Carpooling Liability?: Applying Tort Law Principles to the Joint Emergence of Self-Driving Automobiles and Transportation Network Companies
tort; self-driving automobiles; transportation network companies; liability; insurance; no-fault insurance
Self-driving automobiles have emerged as the future of vehicular travel, but this innovation is not developing in isolation. Simultaneously, the popularity of transportation network companies functioning as ride-hailing and ride-sharing services have altered traditional conceptions of personal transportation. Technology companies, conventional automakers, and start-up businesses each play significant roles in fundamentally transforming transportation methods. These transformations raise numerous liability questions. Specifically, the emergence of self-driving vehicles and transportation network companies create uncertainty for the application of tort law’s negligence standard. This Note addresses technological innovations in vehicular transportation and their accompanying legislative and regulatory developments. Then, this Note discusses the implications for vicarious liability for vehicle owners, duties of care for vehicle operators, and corresponding insurance regimes. This Note also considers theoretical justifications for tort concepts including enterprise liability.

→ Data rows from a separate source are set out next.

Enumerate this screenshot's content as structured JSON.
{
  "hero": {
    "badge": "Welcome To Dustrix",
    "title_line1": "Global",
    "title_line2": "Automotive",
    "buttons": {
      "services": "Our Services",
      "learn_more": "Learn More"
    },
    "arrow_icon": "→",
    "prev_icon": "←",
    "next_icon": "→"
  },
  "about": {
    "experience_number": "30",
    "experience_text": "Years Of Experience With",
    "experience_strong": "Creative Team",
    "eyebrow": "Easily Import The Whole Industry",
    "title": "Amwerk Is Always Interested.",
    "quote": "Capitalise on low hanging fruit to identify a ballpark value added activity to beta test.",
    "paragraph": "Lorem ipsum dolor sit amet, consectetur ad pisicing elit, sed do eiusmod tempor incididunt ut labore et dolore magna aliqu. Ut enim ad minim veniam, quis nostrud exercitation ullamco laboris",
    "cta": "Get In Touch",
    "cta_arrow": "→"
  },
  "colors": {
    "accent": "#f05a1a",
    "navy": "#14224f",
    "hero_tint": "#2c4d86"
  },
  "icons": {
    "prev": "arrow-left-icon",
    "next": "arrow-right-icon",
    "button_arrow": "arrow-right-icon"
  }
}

Accounting for the inevitable uncertainty in applying tort law to new invention, this Note proposes a strict and vicarious liability regime with corresponding no-fault automobile insurance.

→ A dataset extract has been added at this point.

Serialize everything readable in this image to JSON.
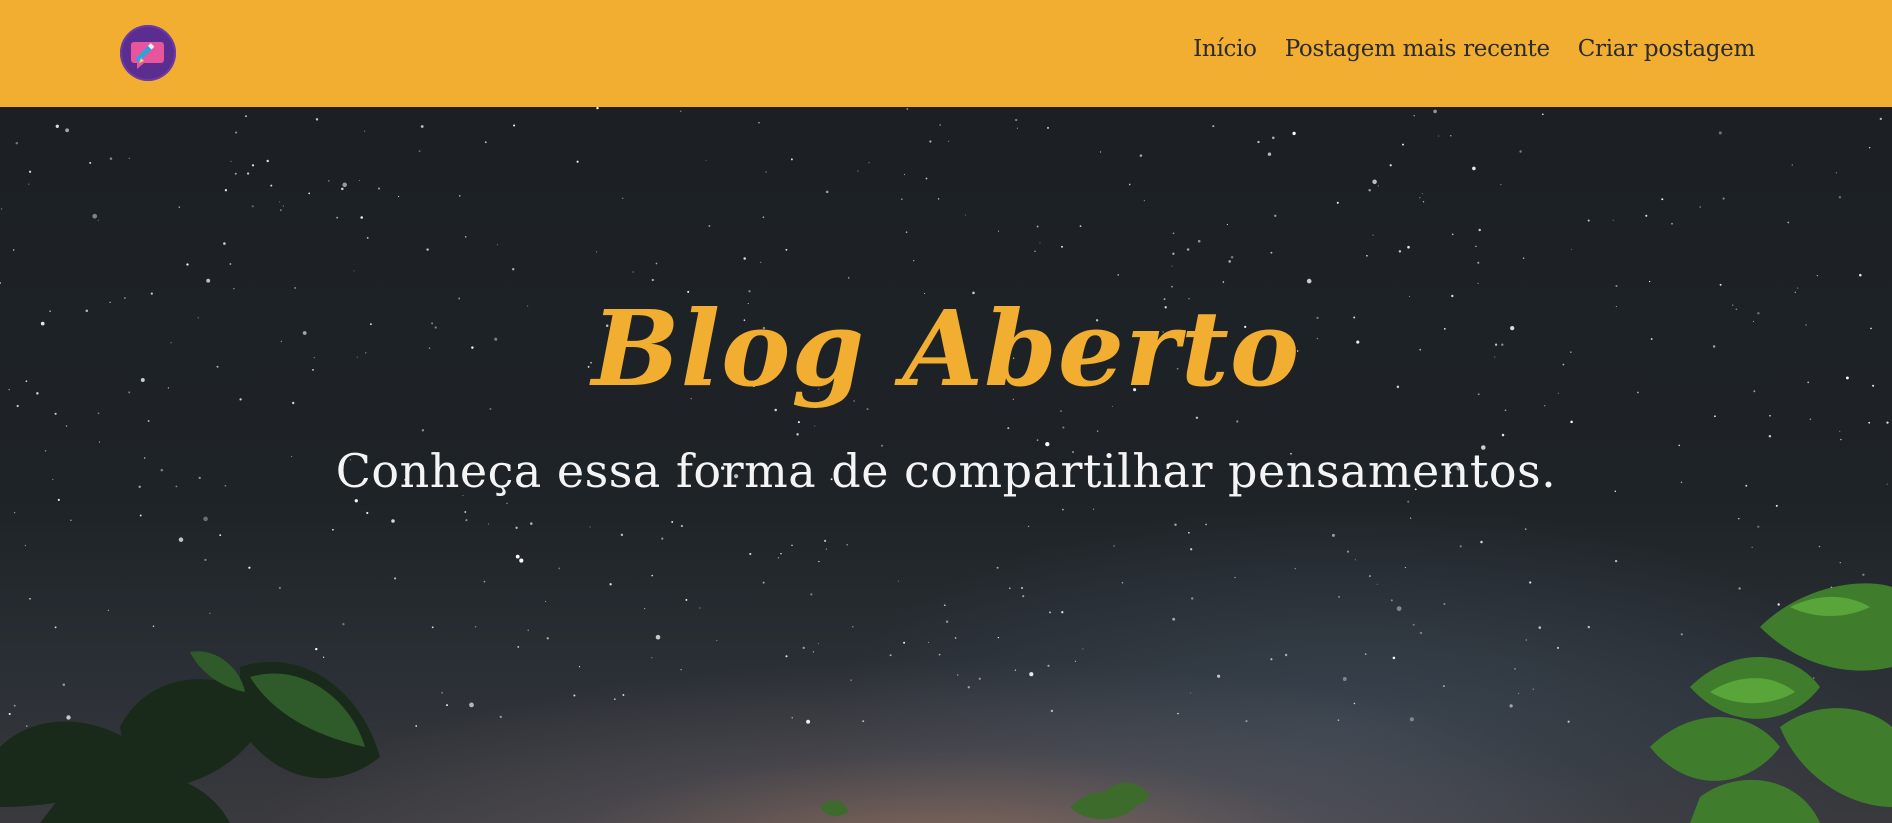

Jacob D. Walpert,
Carpooling Liability?: Applying Tort Law Principles to the Joint Emergence of Self-Driving Automobiles and Transportation Network Companies,
85 Fordham L. Rev. 1863

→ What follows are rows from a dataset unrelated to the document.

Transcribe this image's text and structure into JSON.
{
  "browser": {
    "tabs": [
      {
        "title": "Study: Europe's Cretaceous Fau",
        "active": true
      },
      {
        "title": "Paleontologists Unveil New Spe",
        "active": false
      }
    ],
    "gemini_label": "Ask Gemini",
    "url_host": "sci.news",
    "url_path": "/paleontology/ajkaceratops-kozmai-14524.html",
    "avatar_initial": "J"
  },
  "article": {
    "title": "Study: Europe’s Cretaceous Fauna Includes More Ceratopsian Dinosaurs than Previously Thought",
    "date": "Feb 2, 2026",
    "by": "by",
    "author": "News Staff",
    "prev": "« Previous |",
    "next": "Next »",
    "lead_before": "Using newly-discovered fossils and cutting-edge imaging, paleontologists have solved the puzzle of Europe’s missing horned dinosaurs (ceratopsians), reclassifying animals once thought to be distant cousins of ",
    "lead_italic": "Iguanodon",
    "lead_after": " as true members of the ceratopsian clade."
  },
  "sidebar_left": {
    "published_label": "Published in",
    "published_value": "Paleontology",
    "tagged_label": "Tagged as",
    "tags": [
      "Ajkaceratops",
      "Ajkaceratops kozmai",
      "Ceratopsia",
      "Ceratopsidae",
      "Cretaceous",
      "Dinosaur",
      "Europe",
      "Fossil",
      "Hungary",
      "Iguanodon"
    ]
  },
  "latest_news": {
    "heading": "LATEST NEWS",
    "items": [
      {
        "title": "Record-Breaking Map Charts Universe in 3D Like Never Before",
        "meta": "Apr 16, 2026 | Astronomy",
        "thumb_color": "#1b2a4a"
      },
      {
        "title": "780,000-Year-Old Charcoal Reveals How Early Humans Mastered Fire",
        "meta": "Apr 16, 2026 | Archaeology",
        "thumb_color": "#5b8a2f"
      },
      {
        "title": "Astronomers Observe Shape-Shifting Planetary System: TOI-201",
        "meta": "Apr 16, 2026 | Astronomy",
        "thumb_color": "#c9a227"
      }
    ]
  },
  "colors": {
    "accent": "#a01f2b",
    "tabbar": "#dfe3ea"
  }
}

Available at: https://ir.lawnet.fordham.edu/flr/vol85/iss4/12
Insurance Law Commons, Torts Commons, Transportation Law Commons